A new device called Fiberscope could help scientists with their searches by giving them a less-invasive look into the brain’s depths.
The brain poses plenty of obstacles form neuroscientists exploring how it works. Outer brain tissue, for example, blocks access to the deepest brain cells, or neurons, so researchers often have to remove swaths of tissue to measure neurons of interest.
A new device called Fiberscope could help scientists with their searches by giving them a less-invasive look into the brain’s depths. It uses a tiny multimode optical fiber - a light-carrying cable 120 microns in diameter - that travels into brain tissue, providing a view of neurons when they fire. It’s like a periscope that records brain activity.
Shay Ohayon, a neuroscientist at Massachusetts Institute of Technology who worked on this device, sees it as a valuable research tool. In particular, it should be useful for studying larger animals, like nonhuman primates, where more brain regions lie farther below the surface, he says.
In initial tests on mice, Ohayon and his team inserted the Fiberscope one millimeter below the brain’s surface and captured full-field, micron-scale resolution images at about 15 Hz. The Fiberscope has a field of view around the size of the fiber tip, so it can monitor about a dozen neurons at a time with fluorescent imaging.
Neurons aren’t naturally fluorescent. Ohayon and his team genetically modify research animals’ neurons for measurements by injecting viruses into each animal subject’s brain. Post-modification, the mouse’s neurons emit light if a specific wavelength of light hits the neurons as they fire.
To monitor neurons, Ohayon guides the optical fiber into a mouse’s brain, steering the device through a hypodermic needle resting above the organ. Once inside, the Fiberscope sends focused light signals to different points in its field of view, then records the light neurons emit to monitor their activity. The same optical fiber ferries light for both tasks.
Other optical imaging devices operate similarly; they send light to genetically modified neurons and measure the cells’ output. So far, most of these approaches use a lens to focus the light they shine on neurons, making the devices much larger.
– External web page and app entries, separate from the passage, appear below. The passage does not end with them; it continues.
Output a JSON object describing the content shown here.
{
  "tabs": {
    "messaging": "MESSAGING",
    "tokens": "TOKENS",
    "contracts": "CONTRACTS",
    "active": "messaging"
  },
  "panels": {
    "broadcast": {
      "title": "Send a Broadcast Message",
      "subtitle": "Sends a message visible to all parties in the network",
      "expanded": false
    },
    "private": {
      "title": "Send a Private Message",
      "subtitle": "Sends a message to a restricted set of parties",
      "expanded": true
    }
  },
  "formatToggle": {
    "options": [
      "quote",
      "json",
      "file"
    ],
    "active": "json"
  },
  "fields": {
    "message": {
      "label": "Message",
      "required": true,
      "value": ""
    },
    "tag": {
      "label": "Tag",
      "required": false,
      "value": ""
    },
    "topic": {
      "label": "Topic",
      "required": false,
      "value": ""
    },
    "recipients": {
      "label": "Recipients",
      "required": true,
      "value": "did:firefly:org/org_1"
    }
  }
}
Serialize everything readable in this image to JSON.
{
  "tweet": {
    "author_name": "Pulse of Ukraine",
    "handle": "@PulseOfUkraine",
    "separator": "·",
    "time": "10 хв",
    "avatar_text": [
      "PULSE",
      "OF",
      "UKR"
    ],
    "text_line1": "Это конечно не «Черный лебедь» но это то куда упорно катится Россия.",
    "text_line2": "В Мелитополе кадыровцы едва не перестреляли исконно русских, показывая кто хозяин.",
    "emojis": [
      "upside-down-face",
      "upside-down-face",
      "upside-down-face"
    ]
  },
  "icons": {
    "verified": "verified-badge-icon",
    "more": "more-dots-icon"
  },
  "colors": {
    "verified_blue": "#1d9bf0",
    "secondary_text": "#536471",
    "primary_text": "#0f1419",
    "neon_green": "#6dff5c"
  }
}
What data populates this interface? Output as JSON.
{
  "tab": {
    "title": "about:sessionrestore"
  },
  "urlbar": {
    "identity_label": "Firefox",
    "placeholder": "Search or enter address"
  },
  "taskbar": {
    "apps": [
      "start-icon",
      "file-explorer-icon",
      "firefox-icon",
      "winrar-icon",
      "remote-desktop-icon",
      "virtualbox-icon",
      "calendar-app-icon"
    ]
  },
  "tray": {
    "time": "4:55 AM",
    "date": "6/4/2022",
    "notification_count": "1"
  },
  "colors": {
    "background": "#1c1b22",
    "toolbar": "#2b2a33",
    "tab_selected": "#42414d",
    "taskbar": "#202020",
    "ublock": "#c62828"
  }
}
Instead of using a lens, Ohayon calibrates the optical fiber’s output mathematically. He feeds focused light into the fiber and images the speckled pattern that exits the fiber, then uses that speckle pattern to find input patterns that will exit the fiber as focused dots of light.
He incorporated a digital mirror device, the kind of chip that governs most overhead projectors’ images, into Fiberscope to send input patterns into the fiber quickly. The digital mirror device consists of a tiny array of mirrors that transmits a grid of signals to the optical fiber quickly enough to image neurons, at a 20 kHz scan rate.
Fiberscope is still a bit slower than other imaging options, and the optical calibration requires the device to be straight for all imaging. Other optical fiber endoscopes have used an additional reflector at the fiber tip to compensate for bending, but Ohayon says neural imaging may not require bending. “When we are imaging regions in the brain we try to target a very specific region and we go along a straight trajectory,” he says. The device is also less invasive than other optical imaging while providing more information than electric measurements.
Electrodes in Fibertscope can measure the voltage changes of neurons in deep brain regions, and there are micron-sized needles that minimize tissue damage. Differentiating between individual neurons in electrode measurements is difficult, so optical imaging is an appealing choice for collecting granular data.
Ultimately, Ohayon developed Fiberscope for its specificity. His dream experiment, he says, is to use multiple fluorescent signals to identify different brain cells and watch how information flows from one region of the brain to another, deep below its surface.
Menaka Wilhelm is an independent technical writer.